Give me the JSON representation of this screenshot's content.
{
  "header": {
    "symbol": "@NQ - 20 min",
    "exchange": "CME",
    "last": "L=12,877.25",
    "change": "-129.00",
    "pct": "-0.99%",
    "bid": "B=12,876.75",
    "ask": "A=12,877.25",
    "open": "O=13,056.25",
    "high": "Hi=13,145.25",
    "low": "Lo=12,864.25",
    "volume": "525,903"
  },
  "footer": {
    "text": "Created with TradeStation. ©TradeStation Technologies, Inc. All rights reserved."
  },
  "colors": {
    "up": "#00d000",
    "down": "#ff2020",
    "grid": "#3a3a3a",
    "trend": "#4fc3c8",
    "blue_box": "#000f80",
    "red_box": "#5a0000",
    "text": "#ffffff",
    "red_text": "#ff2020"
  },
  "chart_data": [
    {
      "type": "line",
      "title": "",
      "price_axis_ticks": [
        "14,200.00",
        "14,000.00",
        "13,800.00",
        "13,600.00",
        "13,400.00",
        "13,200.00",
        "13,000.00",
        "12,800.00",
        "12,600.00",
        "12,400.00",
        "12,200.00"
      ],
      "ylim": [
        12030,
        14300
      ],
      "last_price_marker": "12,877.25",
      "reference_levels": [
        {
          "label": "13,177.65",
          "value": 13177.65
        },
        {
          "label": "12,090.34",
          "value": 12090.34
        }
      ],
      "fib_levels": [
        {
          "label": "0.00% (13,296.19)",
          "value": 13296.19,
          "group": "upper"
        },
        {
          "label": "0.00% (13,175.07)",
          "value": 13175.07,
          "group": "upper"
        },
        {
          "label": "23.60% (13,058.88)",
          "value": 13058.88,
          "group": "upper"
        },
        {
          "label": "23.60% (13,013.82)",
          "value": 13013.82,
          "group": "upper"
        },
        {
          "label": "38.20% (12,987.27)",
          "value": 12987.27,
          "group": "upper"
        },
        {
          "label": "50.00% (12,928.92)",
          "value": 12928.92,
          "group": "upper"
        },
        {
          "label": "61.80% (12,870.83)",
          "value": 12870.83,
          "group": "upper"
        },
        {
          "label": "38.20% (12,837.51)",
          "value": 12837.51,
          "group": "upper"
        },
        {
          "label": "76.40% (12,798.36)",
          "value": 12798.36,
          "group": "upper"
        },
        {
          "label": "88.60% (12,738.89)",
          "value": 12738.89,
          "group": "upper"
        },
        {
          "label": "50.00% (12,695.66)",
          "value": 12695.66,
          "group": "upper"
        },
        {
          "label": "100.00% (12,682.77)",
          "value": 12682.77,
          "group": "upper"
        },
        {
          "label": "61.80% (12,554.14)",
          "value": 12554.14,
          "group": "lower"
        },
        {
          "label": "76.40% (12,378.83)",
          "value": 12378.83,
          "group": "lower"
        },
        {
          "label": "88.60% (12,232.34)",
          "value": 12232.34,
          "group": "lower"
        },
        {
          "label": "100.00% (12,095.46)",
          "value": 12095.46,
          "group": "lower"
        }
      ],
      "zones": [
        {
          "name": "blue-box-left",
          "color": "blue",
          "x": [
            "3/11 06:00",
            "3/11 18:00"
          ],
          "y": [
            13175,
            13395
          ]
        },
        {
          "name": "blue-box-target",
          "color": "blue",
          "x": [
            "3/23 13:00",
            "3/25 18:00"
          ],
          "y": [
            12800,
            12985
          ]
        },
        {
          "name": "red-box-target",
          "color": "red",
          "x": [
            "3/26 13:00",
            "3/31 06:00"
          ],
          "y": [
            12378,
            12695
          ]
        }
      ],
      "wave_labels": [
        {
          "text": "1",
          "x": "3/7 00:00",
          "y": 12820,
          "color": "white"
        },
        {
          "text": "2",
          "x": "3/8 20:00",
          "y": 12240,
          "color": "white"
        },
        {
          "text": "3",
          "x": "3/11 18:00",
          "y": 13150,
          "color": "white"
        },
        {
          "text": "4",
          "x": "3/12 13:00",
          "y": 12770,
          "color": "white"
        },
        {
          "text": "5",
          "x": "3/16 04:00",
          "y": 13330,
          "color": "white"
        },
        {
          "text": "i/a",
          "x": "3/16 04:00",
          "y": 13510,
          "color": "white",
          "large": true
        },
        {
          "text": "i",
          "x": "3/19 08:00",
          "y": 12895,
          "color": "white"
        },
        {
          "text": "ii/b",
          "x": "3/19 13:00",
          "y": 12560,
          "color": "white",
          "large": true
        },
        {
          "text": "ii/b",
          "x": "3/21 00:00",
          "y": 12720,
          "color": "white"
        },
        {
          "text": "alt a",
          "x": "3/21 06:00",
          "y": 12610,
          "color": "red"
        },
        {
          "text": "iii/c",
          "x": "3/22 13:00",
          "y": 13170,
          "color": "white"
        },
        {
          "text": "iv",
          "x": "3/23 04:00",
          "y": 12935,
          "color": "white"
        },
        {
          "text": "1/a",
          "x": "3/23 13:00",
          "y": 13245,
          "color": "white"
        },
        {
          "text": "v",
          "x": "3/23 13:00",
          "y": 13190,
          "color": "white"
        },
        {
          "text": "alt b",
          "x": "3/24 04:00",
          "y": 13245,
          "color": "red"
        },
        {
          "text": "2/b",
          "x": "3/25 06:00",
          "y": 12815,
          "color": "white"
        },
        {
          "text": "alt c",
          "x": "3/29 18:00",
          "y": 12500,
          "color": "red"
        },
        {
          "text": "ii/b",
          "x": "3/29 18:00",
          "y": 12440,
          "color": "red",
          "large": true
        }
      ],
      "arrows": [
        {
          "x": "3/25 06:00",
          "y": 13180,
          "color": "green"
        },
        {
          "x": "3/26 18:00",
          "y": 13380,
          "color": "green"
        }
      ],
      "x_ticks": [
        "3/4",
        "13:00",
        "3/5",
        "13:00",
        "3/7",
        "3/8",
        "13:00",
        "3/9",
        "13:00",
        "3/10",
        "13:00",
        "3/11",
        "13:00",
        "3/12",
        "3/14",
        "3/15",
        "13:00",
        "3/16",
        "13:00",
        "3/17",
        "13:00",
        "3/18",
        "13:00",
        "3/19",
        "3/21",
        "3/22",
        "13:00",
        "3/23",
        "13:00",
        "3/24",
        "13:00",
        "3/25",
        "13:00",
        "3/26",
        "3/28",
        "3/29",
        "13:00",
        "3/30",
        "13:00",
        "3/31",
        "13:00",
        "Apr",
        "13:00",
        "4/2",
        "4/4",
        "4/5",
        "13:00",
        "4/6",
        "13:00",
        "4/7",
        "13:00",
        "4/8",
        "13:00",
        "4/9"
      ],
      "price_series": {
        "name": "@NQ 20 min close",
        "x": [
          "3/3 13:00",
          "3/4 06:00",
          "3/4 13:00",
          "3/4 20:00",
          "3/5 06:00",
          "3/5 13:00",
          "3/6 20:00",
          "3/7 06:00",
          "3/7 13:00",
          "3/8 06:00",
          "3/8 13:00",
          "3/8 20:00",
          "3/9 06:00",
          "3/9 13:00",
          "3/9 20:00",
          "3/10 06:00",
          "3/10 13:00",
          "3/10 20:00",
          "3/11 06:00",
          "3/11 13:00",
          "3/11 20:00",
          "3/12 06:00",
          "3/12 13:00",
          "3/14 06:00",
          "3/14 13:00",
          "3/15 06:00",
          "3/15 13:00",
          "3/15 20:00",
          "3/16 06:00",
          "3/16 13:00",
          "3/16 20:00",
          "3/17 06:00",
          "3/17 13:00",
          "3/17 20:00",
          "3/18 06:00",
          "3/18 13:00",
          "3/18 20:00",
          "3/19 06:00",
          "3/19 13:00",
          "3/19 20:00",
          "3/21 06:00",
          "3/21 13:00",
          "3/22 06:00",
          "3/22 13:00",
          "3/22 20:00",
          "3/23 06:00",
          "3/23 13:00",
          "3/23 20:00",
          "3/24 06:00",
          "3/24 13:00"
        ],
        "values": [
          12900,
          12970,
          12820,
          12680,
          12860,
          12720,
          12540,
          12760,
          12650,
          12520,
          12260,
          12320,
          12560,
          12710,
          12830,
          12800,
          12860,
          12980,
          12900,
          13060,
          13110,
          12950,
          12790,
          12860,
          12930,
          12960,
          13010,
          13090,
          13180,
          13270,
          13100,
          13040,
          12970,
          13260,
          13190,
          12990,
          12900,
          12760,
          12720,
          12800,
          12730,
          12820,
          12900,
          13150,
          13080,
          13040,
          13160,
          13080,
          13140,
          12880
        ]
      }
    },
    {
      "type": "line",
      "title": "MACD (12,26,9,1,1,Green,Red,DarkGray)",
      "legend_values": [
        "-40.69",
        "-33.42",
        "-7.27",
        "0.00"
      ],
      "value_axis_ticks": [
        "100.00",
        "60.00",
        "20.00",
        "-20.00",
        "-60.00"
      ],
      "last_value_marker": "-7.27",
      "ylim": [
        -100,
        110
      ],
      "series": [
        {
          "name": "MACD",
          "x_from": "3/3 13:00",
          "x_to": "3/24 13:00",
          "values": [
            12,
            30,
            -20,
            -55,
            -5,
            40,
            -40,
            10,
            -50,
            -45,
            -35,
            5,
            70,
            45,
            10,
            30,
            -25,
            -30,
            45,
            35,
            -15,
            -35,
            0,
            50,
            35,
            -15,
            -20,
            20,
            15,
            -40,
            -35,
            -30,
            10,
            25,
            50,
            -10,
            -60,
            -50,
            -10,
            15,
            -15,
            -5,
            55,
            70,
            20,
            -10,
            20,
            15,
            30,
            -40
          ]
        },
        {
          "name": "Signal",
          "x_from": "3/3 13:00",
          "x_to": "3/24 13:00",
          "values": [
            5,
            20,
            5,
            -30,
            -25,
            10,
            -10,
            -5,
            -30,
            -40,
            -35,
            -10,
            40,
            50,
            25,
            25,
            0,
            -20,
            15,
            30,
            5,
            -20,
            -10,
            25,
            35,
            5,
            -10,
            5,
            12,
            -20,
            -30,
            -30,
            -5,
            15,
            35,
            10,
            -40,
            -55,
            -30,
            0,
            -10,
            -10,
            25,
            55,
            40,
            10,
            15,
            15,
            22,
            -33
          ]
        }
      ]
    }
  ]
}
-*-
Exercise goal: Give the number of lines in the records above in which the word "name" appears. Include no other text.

Finished exercise: 6